World’s Five Largest Intellectual Property Offices (IP5) Meet in Silicon Valley

WASHINGTON — The U.S. Department of Commerce’s United States Patent and Trademark Office (USPTO) hosted a meeting of the heads of the world’s five largest intellectual property offices in Cupertino, California.  Known as the IP5, members include the USPTO, the European Patent Office (EPO), the Japan Patent Office (JPO), the Korean Intellectual Property Office (KIPO), and the State Intellectual Property Office…

International Patent Cooperation: Trilateral Conference and IP5

These IP5 Offices together handle approximately 80% of the world’s patent applications. The IP5 began meeting in 2007 and have since worked together to explore ways to further optimize their joint efforts to improve quality and efficiency of the examination process and to explore and optimize work sharing opportunities between the Offices.

Focus on User Needs is IP5 Heads’ Main Priority

With a view to the future, the Heads of Office had an initial exchange of views on the “Cloud Patent Examination Solution (CPES)” and “Global Dossier” concept, which are aimed at simplifying procedures for patent applicants and improving the efficiency of the offices when dealing with the same patent application. Simultaneously, they welcome the establishment of an expert panel to continue to discuss patent harmonisation, noting the importance to maintain the momentum. They reaffirmed agreement made last year in Tokyo to accelerate the Common Hybrid Classification Project under a revised mandate which takes into account the launching of a new classification scheme developed by USPTO and EPO (CPC) from January 1st 2013.

Patent Filings Up Worldwide, Outpacing GDP Growth

The question, however, is whether this increased inventive activity is sustainable in light of the overwhelming backlogs faced by Patent Offices around the world.
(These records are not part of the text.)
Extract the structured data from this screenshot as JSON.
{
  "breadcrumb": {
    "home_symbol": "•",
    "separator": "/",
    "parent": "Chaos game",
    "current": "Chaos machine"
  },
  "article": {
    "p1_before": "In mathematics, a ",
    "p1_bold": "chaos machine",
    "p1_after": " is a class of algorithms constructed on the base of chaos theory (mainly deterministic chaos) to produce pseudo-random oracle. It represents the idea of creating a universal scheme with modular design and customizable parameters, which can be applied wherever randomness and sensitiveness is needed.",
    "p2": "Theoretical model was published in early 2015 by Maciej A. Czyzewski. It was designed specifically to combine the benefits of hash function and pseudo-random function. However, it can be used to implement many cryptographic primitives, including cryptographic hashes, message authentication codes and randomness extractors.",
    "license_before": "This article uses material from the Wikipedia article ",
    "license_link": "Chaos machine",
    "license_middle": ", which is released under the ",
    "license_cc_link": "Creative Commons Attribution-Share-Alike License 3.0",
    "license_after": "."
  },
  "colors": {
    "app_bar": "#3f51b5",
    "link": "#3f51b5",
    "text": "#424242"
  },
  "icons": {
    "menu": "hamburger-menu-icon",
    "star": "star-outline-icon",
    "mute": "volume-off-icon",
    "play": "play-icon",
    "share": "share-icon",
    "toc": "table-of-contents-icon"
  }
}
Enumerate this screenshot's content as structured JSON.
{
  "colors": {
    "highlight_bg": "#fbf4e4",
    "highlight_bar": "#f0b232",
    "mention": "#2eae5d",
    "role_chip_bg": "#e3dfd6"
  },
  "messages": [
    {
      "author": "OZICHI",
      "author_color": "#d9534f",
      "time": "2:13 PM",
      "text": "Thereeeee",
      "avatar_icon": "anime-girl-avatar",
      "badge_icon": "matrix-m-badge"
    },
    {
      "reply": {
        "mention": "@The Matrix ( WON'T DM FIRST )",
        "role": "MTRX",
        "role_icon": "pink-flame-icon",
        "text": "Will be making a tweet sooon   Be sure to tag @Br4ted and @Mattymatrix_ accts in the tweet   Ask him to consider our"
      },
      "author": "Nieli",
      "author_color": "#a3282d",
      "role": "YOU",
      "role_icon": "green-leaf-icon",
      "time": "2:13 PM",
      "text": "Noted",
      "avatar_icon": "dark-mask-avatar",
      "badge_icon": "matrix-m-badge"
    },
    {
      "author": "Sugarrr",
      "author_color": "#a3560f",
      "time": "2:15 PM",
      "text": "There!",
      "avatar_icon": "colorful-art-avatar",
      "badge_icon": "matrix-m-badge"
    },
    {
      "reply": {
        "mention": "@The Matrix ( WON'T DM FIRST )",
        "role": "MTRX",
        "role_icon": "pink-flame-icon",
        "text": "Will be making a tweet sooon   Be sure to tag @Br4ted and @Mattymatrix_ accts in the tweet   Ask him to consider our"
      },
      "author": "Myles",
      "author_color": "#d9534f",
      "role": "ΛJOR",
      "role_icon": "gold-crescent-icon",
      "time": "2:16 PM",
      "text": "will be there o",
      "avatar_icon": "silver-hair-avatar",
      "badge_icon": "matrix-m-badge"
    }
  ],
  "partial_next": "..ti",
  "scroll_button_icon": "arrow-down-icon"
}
It is great to have a lot of inventive activity and interest in obtaining patents. That shows that there is increased interest in business activities because few, if any, pursue a patent for the sole purpose of obtaining a patent. There is almost universally some business goal with associated hopes, dreams and potential positive impact for the economy. Whether this increased innovative activity can and will be something that produces an associated economic boon remains to be seen and is largely, if not completely, dependent on the political machinations of those in Washington, DC and other capitals around the world. Talk about a depressing though!